- And gives the impression that you don’t have a process or you don’t know what you want.
Think about what ending an email with, “Let me know how you’d like to move forward” sounds and feels like to a potential client…
“Move forward with what? You haven’t done anything but tell me who you are and what you do.”
“There are a million ways we could move forward. I could just write you a check, send you some website designs I like, fill out a scoping document, or I could put you in touch with my marketing lead. Which one is the right one?”
“When and how should I let you know? Do I respond to your email? Do I call you? Should I get back to you today? This week? Next month?”
Why do so many freelancers default to this?
Generally, because they don’t want to sound pushy.
But from the client’s perspective, it ends up sounding like you don’t have a plan.
Your purpose as a freelancer is to take work away from your clients and solve their problems, not give them more things to worry about.If you’re not solving problems, you’re not adding value. Click To Tweet
So how do you avoid the “Let me know…” trap?
End every email with a clear, active call to action.
To do this, you can choose one of two approaches:
- Ask a clear “yes or no” question. Example: I think that there are some opportunities to improve your website in a way that will generate more sales. Would it be okay if I send you a few ideas around how to improve your conversion rate?
- Provide directive instructions on what to do next. Example: It sounds like the best next step would be to set up a quick 30-minute call so that I can better understand your specific needs.
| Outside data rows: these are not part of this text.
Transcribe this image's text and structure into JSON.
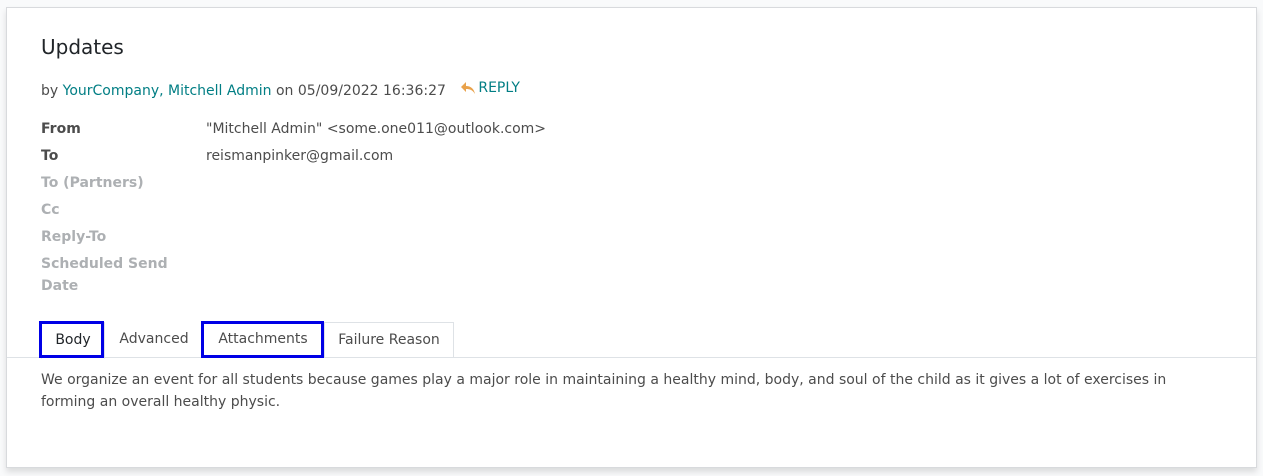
{
  "title": "Updates",
  "meta": {
    "by": "by",
    "author": "YourCompany, Mitchell Admin",
    "on": "on",
    "datetime": "05/09/2022 16:36:27",
    "reply": "REPLY"
  },
  "fields": [
    {
      "label": "From",
      "value": "\"Mitchell Admin\" <some.one011@outlook.com>"
    },
    {
      "label": "To",
      "value": "reismanpinker@gmail.com"
    },
    {
      "label": "To (Partners)",
      "value": ""
    },
    {
      "label": "Cc",
      "value": ""
    },
    {
      "label": "Reply-To",
      "value": ""
    },
    {
      "label": "Scheduled Send Date",
      "value": ""
    }
  ],
  "tabs": [
    {
      "label": "Body",
      "active": true,
      "highlighted": true
    },
    {
      "label": "Advanced",
      "active": false,
      "highlighted": false
    },
    {
      "label": "Attachments",
      "active": false,
      "highlighted": true
    },
    {
      "label": "Failure Reason",
      "active": false,
      "highlighted": false
    }
  ],
  "body": "We organize an event for all students because games play a major role in maintaining a healthy mind, body, and soul of the child as it gives a lot of exercises in forming an overall healthy physic.",
  "colors": {
    "link": "#017e84",
    "reply_icon": "#e9a24b",
    "highlight": "#0000e6"
  }
}
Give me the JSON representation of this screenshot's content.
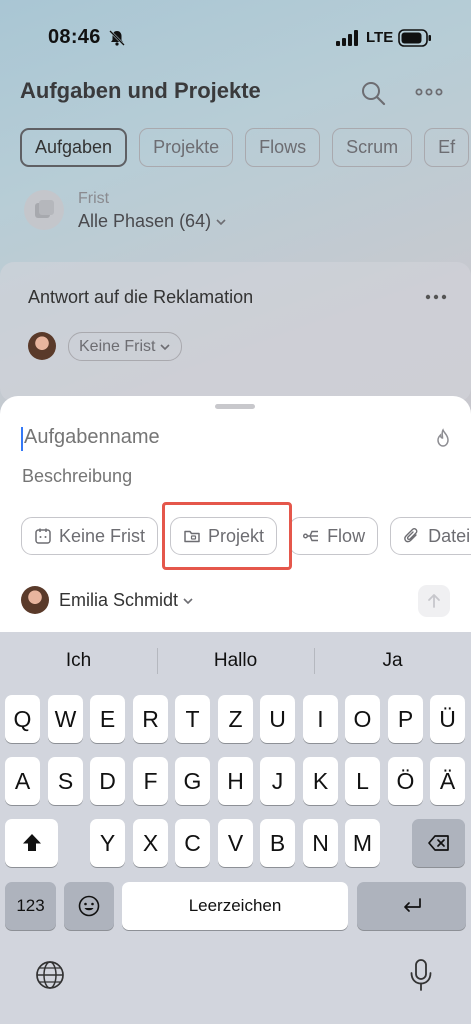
{
  "status_bar": {
    "time": "08:46",
    "network": "LTE"
  },
  "header": {
    "title": "Aufgaben und Projekte"
  },
  "tabs": [
    "Aufgaben",
    "Projekte",
    "Flows",
    "Scrum",
    "Ef"
  ],
  "filter": {
    "caption": "Frist",
    "value": "Alle Phasen (64)"
  },
  "task": {
    "title": "Antwort auf die Reklamation",
    "deadline_chip": "Keine Frist"
  },
  "sheet": {
    "task_name_placeholder": "Aufgabenname",
    "description_placeholder": "Beschreibung",
    "chips": [
      "Keine Frist",
      "Projekt",
      "Flow",
      "Datei"
    ],
    "assignee": "Emilia Schmidt"
  },
  "keyboard": {
    "suggestions": [
      "Ich",
      "Hallo",
      "Ja"
    ],
    "row1": [
      "Q",
      "W",
      "E",
      "R",
      "T",
      "Z",
      "U",
      "I",
      "O",
      "P",
      "Ü"
    ],
    "row2": [
      "A",
      "S",
      "D",
      "F",
      "G",
      "H",
      "J",
      "K",
      "L",
      "Ö",
      "Ä"
    ],
    "row3": [
      "Y",
      "X",
      "C",
      "V",
      "B",
      "N",
      "M"
    ],
    "numbers_label": "123",
    "space_label": "Leerzeichen"
  },
  "colors": {
    "accent_cursor": "#3478f6",
    "highlight": "#e5574b"
  }
}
Here is an up-to-date link to my calendar: [LINK]. Let’s book a call sometime in the next week.
The goal here is to minimize the demands placed on the client for moving the conversation forward.
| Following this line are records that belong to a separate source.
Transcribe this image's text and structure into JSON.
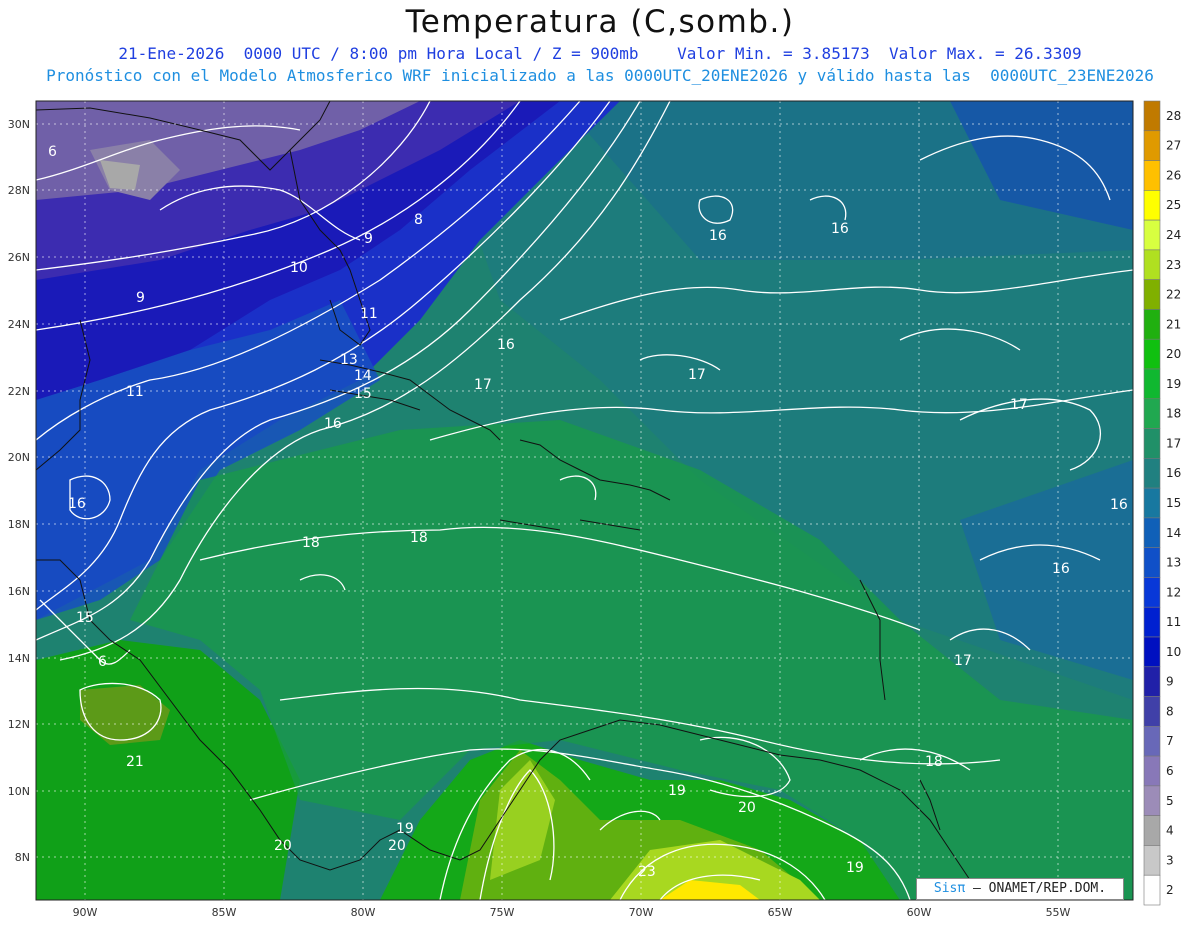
{
  "header": {
    "title": "Temperatura (C,somb.)",
    "subtitle_line1": "21-Ene-2026  0000 UTC / 8:00 pm Hora Local / Z = 900mb    Valor Min. = 3.85173  Valor Max. = 26.3309",
    "subtitle_line2": "Pronóstico con el Modelo Atmosferico WRF inicializado a las 0000UTC_20ENE2026 y válido hasta las  0000UTC_23ENE2026"
  },
  "map": {
    "lon_labels": [
      "90W",
      "85W",
      "80W",
      "75W",
      "70W",
      "65W",
      "60W",
      "55W"
    ],
    "lat_labels": [
      "30N",
      "28N",
      "26N",
      "24N",
      "22N",
      "20N",
      "18N",
      "16N",
      "14N",
      "12N",
      "10N",
      "8N"
    ],
    "contour_labels": [
      {
        "text": "6"
      },
      {
        "text": "8"
      },
      {
        "text": "9"
      },
      {
        "text": "9"
      },
      {
        "text": "10"
      },
      {
        "text": "11"
      },
      {
        "text": "11"
      },
      {
        "text": "13"
      },
      {
        "text": "14"
      },
      {
        "text": "15"
      },
      {
        "text": "15"
      },
      {
        "text": "16"
      },
      {
        "text": "16"
      },
      {
        "text": "16"
      },
      {
        "text": "16"
      },
      {
        "text": "16"
      },
      {
        "text": "16"
      },
      {
        "text": "6"
      },
      {
        "text": "17"
      },
      {
        "text": "17"
      },
      {
        "text": "17"
      },
      {
        "text": "17"
      },
      {
        "text": "18"
      },
      {
        "text": "18"
      },
      {
        "text": "18"
      },
      {
        "text": "19"
      },
      {
        "text": "19"
      },
      {
        "text": "19"
      },
      {
        "text": "20"
      },
      {
        "text": "20"
      },
      {
        "text": "20"
      },
      {
        "text": "21"
      },
      {
        "text": "23"
      }
    ]
  },
  "colorbar": {
    "labels": [
      "28",
      "27",
      "26",
      "25",
      "24",
      "23",
      "22",
      "21",
      "20",
      "19",
      "18",
      "17",
      "16",
      "15",
      "14",
      "13",
      "12",
      "11",
      "10",
      "9",
      "8",
      "7",
      "6",
      "5",
      "4",
      "3",
      "2"
    ],
    "colors": [
      "#c07a00",
      "#e09a00",
      "#ffc000",
      "#ffff00",
      "#d8ff40",
      "#b0e020",
      "#80b000",
      "#20b010",
      "#10c010",
      "#10b830",
      "#20a850",
      "#209068",
      "#208080",
      "#1878a0",
      "#1060b8",
      "#1050c8",
      "#0838d8",
      "#0020d0",
      "#0010c0",
      "#2020a8",
      "#4040a8",
      "#6868b8",
      "#8878b8",
      "#9c8cb8",
      "#a8a8a8",
      "#c8c8c8",
      "#ffffff"
    ]
  },
  "credit": {
    "brand": "Sisπ",
    "text": " – ONAMET/REP.DOM."
  }
}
This is the single best way to increase responses and land more freelance jobs.
This strategy is a simple tweak that leaves many freelancers feeling skeptical, but they almost always come back to me a few weeks later saying things like, “This stuff really works!”
Next time you’re drafting a cold email, swap out your usual closing statement with an active call to action… I’d love to hear about the results.
BONUS: Get My Best Email Scripts for Three Common Freelance Selling Scenarios
Starting a cold email campaign can be scary.
But if you use the strategies I’ve laid out in this article (and the templates you’ll get by signing up near the top of the post!), you’ll find that reaching out to potential clients is a lot easier (and you’ll win more freelance jobs) when you use a strategic approach.